TCG: Talk about a game changing moment in your career – a “big break” where you felt you could create a lasting legacy through your work as an executive leader of color?

Kelvin: I do not feel I have had this experience yet.  Though my current position has been the biggest leap for me in my career yet, I have not yet engaged my own capacity for creating a lasting legacy. I am of the mind right now that that kind of change happens at the executive level for people like Board Presidents, Managing Directors and Artistic Directors. From all of my positions so far, I have had the opportunity to watch others manage their legacies and commitments to an organization.

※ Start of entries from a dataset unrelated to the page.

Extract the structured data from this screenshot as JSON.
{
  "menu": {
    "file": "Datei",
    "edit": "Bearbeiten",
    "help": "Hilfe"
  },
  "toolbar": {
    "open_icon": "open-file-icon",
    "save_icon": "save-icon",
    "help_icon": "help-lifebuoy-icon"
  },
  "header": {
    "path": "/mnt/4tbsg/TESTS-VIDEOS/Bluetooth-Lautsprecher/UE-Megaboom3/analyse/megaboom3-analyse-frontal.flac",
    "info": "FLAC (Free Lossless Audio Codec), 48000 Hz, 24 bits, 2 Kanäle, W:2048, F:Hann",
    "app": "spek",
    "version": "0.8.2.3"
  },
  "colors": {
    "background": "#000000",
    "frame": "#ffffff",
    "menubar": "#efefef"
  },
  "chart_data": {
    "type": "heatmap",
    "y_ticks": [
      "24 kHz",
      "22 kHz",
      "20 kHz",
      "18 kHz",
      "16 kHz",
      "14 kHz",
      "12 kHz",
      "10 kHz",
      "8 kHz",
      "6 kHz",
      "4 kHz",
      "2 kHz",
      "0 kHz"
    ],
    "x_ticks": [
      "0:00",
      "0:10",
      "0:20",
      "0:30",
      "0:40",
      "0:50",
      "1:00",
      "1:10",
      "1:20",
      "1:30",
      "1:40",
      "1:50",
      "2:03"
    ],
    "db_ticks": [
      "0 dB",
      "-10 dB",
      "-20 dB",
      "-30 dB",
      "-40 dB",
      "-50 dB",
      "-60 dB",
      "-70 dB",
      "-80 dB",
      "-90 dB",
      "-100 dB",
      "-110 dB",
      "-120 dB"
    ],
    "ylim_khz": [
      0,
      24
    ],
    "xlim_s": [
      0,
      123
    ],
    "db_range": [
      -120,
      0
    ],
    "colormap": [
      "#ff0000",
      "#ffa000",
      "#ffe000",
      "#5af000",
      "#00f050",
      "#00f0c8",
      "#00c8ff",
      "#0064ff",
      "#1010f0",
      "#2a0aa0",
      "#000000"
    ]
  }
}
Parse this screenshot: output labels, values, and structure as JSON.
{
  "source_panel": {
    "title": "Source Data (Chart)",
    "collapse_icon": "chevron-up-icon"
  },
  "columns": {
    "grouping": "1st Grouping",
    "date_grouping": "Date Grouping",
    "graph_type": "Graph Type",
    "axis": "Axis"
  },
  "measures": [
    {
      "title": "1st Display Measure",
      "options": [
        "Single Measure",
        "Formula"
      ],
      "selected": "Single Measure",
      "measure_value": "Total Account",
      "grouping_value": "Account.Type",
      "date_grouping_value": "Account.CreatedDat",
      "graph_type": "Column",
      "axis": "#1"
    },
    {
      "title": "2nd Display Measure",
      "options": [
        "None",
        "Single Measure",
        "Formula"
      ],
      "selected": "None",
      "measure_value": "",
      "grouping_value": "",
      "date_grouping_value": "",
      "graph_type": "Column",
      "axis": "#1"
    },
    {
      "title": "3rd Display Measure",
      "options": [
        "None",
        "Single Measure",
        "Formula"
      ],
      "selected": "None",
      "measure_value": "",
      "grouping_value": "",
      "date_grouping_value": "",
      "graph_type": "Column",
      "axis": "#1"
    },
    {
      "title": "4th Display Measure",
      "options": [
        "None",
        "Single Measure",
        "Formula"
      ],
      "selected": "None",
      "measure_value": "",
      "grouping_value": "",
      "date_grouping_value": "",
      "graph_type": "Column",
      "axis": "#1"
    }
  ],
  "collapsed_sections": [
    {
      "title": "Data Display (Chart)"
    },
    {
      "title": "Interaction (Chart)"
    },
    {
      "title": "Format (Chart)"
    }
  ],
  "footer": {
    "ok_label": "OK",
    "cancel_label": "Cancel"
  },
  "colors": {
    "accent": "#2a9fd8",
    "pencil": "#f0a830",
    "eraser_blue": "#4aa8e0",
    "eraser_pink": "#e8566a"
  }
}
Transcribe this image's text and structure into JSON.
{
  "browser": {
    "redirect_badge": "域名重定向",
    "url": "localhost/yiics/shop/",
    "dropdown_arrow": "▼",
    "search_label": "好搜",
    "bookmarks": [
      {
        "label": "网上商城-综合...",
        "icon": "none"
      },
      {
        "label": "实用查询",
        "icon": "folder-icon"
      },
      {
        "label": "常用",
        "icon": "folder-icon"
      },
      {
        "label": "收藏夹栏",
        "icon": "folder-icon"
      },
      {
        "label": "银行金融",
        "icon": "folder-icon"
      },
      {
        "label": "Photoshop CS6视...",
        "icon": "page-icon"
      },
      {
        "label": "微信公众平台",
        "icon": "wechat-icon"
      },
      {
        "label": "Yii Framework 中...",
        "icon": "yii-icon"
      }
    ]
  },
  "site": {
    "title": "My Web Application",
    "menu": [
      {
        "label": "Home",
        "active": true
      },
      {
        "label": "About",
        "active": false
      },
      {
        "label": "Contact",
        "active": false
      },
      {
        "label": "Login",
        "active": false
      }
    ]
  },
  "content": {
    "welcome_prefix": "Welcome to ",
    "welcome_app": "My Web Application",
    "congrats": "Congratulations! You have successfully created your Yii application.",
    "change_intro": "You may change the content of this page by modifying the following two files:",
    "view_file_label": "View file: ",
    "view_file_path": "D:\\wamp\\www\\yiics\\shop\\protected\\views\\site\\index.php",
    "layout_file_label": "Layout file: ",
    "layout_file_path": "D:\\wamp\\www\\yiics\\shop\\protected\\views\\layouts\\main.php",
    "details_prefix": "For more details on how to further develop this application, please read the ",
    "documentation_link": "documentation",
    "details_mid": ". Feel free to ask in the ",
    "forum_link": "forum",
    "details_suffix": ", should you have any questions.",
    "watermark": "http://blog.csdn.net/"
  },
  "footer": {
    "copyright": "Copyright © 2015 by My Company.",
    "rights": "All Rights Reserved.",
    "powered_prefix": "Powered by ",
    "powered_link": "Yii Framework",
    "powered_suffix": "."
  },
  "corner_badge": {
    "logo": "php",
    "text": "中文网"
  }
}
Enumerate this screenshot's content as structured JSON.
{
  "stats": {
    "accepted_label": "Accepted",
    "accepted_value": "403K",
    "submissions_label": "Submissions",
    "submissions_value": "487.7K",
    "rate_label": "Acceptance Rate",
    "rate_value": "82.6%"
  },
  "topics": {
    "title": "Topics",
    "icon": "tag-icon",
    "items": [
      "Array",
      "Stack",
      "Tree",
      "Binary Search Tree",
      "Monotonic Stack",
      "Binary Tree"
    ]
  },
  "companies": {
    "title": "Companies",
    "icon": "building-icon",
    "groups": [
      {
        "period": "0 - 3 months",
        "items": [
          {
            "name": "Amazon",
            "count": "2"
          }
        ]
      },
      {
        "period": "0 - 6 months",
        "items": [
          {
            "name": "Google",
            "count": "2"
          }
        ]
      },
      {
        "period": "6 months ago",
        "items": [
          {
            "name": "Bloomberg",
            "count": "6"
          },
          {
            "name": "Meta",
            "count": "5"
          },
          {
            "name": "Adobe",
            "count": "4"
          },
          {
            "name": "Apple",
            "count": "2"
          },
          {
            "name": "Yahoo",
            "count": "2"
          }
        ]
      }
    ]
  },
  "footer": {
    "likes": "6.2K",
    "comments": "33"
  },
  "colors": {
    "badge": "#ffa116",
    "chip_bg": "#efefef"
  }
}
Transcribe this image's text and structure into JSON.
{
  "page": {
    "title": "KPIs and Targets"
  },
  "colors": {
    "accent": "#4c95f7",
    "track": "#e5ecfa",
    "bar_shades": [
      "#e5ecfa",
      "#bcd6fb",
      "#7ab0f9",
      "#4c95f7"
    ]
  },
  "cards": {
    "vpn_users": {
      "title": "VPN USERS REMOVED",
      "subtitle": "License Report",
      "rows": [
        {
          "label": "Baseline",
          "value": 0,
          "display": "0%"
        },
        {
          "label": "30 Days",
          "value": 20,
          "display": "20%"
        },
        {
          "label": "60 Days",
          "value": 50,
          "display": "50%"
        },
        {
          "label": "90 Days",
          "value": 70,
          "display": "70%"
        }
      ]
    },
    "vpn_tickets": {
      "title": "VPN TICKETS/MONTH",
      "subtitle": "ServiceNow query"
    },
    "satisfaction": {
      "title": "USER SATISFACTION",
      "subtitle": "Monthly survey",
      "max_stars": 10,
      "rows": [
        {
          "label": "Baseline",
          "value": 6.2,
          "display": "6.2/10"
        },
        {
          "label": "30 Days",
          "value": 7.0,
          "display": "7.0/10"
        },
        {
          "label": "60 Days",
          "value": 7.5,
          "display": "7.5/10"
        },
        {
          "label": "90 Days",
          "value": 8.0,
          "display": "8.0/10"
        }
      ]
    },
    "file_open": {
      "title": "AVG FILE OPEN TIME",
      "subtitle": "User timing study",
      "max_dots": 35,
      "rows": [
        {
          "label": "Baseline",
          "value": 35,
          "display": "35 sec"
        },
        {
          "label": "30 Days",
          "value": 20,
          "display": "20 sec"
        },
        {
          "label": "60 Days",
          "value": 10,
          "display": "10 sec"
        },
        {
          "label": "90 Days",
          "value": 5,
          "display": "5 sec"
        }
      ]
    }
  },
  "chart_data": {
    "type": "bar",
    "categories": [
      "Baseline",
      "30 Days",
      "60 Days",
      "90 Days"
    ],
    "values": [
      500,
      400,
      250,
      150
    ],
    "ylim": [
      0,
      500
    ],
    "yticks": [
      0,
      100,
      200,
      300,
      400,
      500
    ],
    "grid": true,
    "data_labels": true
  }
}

To shift gears, I would say my engagement in the SPARK leadership program has set me on my path to actually comprehending what my own legacy would/could be for the future.  I am, for perhaps the first time, engaging with other leaders like myself who do not necessarily reflect the current leadership in the field and it’s exciting!  I am currently interacting with a generation of leaders who have big ideas and unique ways of pursuing their own visions as leaders and leaders of color.  I can only start by addressing this opportunity as my “big break” because developing a relationship with these 9 other impressive and seasoned leaders has changed the game for me and my outlook on the type of leadership that inspires me.  They are a part of my team and in any game where winning is the objective you need the support of a team willing to aspire to similar goals and help one another in times of need.  We owe it to ourselves and those on a similar path to be resourceful, approachable, and generous with our innovation and time.  We are part of an ecosystem of artistic communities fighting a myriad of conflicts and still managing to create art that provokes, stimulates, and enriches our lives.  We must, as a field, afford the opportunity to be an integral part of these communities to leaders of color and promote equitable climates in which they can take charge.  It is disappointing that the field’s leadership is not a diverse sampling of the multitude of races and cultures in this country and I intend to be as prepared and qualified as possible when my time comes to be in an executive role.  To be at the helm of a theatre as an executive leader is very much my intention and if I can inspire other leaders and leaders of color to promote equity, inclusion and diversity at every level along the way, then I will have created a lasting legacy designed to benefit someone I have never met…and that is reward enough.


Kelvin Dinkins, Jr. is a Creative Producer/Theater Manager born in Queens, NY and raised in Atlanta, GA.  He developed a passion for arts administration and producing while an undergraduate at Princeton University where he received his A.B. degree in English and received a Certificate in Theatre & Dance from the Lewis Center for the Arts.  Kelvin received his M.F.A. in Theatre Management & Producing at Columbia University’s School of the Arts and is a member of the Graduate Board of Trustees, for Princeton University’s Triangle Club —which produces an original musical comedy and a national tour every year. His career has taken him to National Artists Management Company (NYC), Intiman Theatre in Seattle, WA (Associate General Manager),  National Corporate Theatre Fund (Development Fellow), and The Civilians (Communications and Development Manager).  Kelvin is the recipient of the EMC Arts/ArtsFWD Blogging Fellowship where he also contributed content for HowlRound on innovative solutions to challenges facing the arts field.  Kelvin is currently the General Manager of Two River Theater Company in Red Bank, NJ and is also a member of the inaugural Theatre Communications Group (TCG) SPARK leadership cohort for the professional development of leaders of color.